**EXERCISE GOAL**
Skipping all images, output the listing word for word.
### RECORDS FOR THIS EXERCISE ###
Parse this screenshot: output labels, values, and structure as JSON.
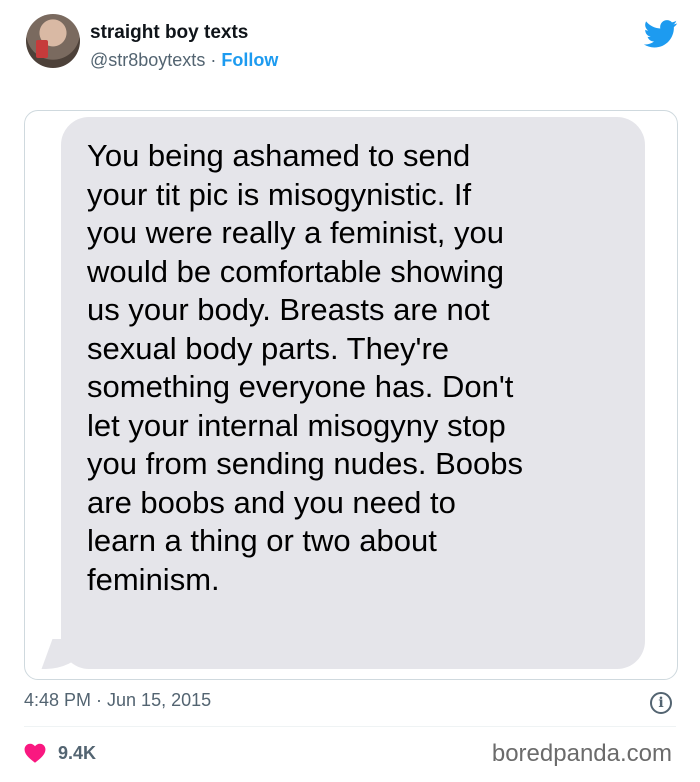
{
  "tweet": {
    "display_name": "straight boy texts",
    "handle": "@str8boytexts",
    "separator": "·",
    "follow_label": "Follow",
    "timestamp": "4:48 PM · Jun 15, 2015",
    "like_count": "9.4K",
    "info_glyph": "i"
  },
  "message": {
    "lines": [
      "You being ashamed to send",
      "your tit pic is misogynistic. If",
      "you were really a feminist, you",
      "would be comfortable showing",
      "us your body. Breasts are not",
      "sexual body parts. They're",
      "something everyone has. Don't",
      "let your internal misogyny stop",
      "you from sending nudes. Boobs",
      "are boobs and you need to",
      "learn a thing or two about",
      "feminism."
    ]
  },
  "watermark": "boredpanda.com",
  "colors": {
    "accent": "#1d9bf0",
    "heart": "#f91880",
    "bubble": "#e5e5ea",
    "secondary_text": "#536471"
  },
  "icons": {
    "brand": "twitter-bird-icon",
    "like": "heart-icon",
    "info": "info-icon"
  }
}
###
**YOUR SOLUTION**
Parse this screenshot: output labels, values, and structure as JSON.
{
  "tweet": {
    "display_name": "straight boy texts",
    "handle": "@str8boytexts",
    "separator": "·",
    "follow_label": "Follow",
    "timestamp": "4:48 PM · Jun 15, 2015",
    "like_count": "9.4K",
    "info_glyph": "i"
  },
  "message": {
    "lines": [
      "You being ashamed to send",
      "your tit pic is misogynistic. If",
      "you were really a feminist, you",
      "would be comfortable showing",
      "us your body. Breasts are not",
      "sexual body parts. They're",
      "something everyone has. Don't",
      "let your internal misogyny stop",
      "you from sending nudes. Boobs",
      "are boobs and you need to",
      "learn a thing or two about",
      "feminism."
    ]
  },
  "watermark": "boredpanda.com",
  "colors": {
    "accent": "#1d9bf0",
    "heart": "#f91880",
    "bubble": "#e5e5ea",
    "secondary_text": "#536471"
  },
  "icons": {
    "brand": "twitter-bird-icon",
    "like": "heart-icon",
    "info": "info-icon"
  }
}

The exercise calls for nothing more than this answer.